# Task description
Give back the full listing exactly as it appears below.
=-=-=
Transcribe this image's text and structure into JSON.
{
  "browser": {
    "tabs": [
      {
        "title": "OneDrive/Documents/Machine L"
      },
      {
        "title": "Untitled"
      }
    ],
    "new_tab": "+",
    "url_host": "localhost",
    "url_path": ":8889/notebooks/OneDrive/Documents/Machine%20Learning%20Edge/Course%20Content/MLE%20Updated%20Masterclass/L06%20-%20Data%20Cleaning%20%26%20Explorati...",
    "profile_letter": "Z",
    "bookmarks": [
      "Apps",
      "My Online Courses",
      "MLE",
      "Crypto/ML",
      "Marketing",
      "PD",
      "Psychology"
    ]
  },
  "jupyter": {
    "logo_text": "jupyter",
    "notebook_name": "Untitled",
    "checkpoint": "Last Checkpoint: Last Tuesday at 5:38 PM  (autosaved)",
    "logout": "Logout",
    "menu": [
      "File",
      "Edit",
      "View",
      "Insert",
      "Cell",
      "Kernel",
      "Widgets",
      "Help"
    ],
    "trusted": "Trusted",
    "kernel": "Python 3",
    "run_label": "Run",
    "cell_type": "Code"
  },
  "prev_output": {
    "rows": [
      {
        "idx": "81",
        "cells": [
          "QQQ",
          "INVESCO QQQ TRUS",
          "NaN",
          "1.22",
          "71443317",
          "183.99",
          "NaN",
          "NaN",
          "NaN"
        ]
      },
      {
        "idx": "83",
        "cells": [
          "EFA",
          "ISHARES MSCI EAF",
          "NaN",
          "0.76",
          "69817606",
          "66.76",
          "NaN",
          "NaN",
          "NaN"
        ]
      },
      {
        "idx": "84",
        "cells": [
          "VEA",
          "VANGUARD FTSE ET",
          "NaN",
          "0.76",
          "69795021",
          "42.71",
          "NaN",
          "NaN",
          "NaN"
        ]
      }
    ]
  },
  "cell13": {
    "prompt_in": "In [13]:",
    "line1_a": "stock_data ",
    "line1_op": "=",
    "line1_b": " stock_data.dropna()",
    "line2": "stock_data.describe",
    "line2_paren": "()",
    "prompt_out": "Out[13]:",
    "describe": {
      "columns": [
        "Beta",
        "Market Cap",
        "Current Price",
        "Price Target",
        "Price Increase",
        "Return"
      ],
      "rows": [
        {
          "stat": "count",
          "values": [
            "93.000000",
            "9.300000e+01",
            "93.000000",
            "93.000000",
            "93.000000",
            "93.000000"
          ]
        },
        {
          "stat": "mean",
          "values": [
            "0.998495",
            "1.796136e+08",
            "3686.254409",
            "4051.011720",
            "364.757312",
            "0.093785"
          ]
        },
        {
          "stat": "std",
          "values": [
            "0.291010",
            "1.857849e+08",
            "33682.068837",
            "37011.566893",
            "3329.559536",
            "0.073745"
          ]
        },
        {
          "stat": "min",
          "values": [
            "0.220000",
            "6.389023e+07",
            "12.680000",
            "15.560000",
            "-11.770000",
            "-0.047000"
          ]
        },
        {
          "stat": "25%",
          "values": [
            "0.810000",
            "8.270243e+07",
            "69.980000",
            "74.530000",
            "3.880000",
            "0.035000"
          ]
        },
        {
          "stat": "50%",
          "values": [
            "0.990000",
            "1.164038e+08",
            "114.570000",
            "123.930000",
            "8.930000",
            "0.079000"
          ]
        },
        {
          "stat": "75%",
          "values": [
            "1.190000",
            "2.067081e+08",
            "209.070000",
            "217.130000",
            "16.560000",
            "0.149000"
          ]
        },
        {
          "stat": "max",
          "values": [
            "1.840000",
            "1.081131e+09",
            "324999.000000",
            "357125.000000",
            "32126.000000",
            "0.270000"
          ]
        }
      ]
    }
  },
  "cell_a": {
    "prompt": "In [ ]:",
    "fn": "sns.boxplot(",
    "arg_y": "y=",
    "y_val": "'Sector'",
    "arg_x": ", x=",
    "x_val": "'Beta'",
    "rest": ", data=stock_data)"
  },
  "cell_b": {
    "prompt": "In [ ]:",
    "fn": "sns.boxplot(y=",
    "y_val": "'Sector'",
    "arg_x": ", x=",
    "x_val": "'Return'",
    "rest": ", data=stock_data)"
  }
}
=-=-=
# Exercise solution
Transcribe this image's text and structure into JSON.
{
  "browser": {
    "tabs": [
      {
        "title": "OneDrive/Documents/Machine L"
      },
      {
        "title": "Untitled"
      }
    ],
    "new_tab": "+",
    "url_host": "localhost",
    "url_path": ":8889/notebooks/OneDrive/Documents/Machine%20Learning%20Edge/Course%20Content/MLE%20Updated%20Masterclass/L06%20-%20Data%20Cleaning%20%26%20Explorati...",
    "profile_letter": "Z",
    "bookmarks": [
      "Apps",
      "My Online Courses",
      "MLE",
      "Crypto/ML",
      "Marketing",
      "PD",
      "Psychology"
    ]
  },
  "jupyter": {
    "logo_text": "jupyter",
    "notebook_name": "Untitled",
    "checkpoint": "Last Checkpoint: Last Tuesday at 5:38 PM  (autosaved)",
    "logout": "Logout",
    "menu": [
      "File",
      "Edit",
      "View",
      "Insert",
      "Cell",
      "Kernel",
      "Widgets",
      "Help"
    ],
    "trusted": "Trusted",
    "kernel": "Python 3",
    "run_label": "Run",
    "cell_type": "Code"
  },
  "prev_output": {
    "rows": [
      {
        "idx": "81",
        "cells": [
          "QQQ",
          "INVESCO QQQ TRUS",
          "NaN",
          "1.22",
          "71443317",
          "183.99",
          "NaN",
          "NaN",
          "NaN"
        ]
      },
      {
        "idx": "83",
        "cells": [
          "EFA",
          "ISHARES MSCI EAF",
          "NaN",
          "0.76",
          "69817606",
          "66.76",
          "NaN",
          "NaN",
          "NaN"
        ]
      },
      {
        "idx": "84",
        "cells": [
          "VEA",
          "VANGUARD FTSE ET",
          "NaN",
          "0.76",
          "69795021",
          "42.71",
          "NaN",
          "NaN",
          "NaN"
        ]
      }
    ]
  },
  "cell13": {
    "prompt_in": "In [13]:",
    "line1_a": "stock_data ",
    "line1_op": "=",
    "line1_b": " stock_data.dropna()",
    "line2": "stock_data.describe",
    "line2_paren": "()",
    "prompt_out": "Out[13]:",
    "describe": {
      "columns": [
        "Beta",
        "Market Cap",
        "Current Price",
        "Price Target",
        "Price Increase",
        "Return"
      ],
      "rows": [
        {
          "stat": "count",
          "values": [
            "93.000000",
            "9.300000e+01",
            "93.000000",
            "93.000000",
            "93.000000",
            "93.000000"
          ]
        },
        {
          "stat": "mean",
          "values": [
            "0.998495",
            "1.796136e+08",
            "3686.254409",
            "4051.011720",
            "364.757312",
            "0.093785"
          ]
        },
        {
          "stat": "std",
          "values": [
            "0.291010",
            "1.857849e+08",
            "33682.068837",
            "37011.566893",
            "3329.559536",
            "0.073745"
          ]
        },
        {
          "stat": "min",
          "values": [
            "0.220000",
            "6.389023e+07",
            "12.680000",
            "15.560000",
            "-11.770000",
            "-0.047000"
          ]
        },
        {
          "stat": "25%",
          "values": [
            "0.810000",
            "8.270243e+07",
            "69.980000",
            "74.530000",
            "3.880000",
            "0.035000"
          ]
        },
        {
          "stat": "50%",
          "values": [
            "0.990000",
            "1.164038e+08",
            "114.570000",
            "123.930000",
            "8.930000",
            "0.079000"
          ]
        },
        {
          "stat": "75%",
          "values": [
            "1.190000",
            "2.067081e+08",
            "209.070000",
            "217.130000",
            "16.560000",
            "0.149000"
          ]
        },
        {
          "stat": "max",
          "values": [
            "1.840000",
            "1.081131e+09",
            "324999.000000",
            "357125.000000",
            "32126.000000",
            "0.270000"
          ]
        }
      ]
    }
  },
  "cell_a": {
    "prompt": "In [ ]:",
    "fn": "sns.boxplot(",
    "arg_y": "y=",
    "y_val": "'Sector'",
    "arg_x": ", x=",
    "x_val": "'Beta'",
    "rest": ", data=stock_data)"
  },
  "cell_b": {
    "prompt": "In [ ]:",
    "fn": "sns.boxplot(y=",
    "y_val": "'Sector'",
    "arg_x": ", x=",
    "x_val": "'Return'",
    "rest": ", data=stock_data)"
  }
}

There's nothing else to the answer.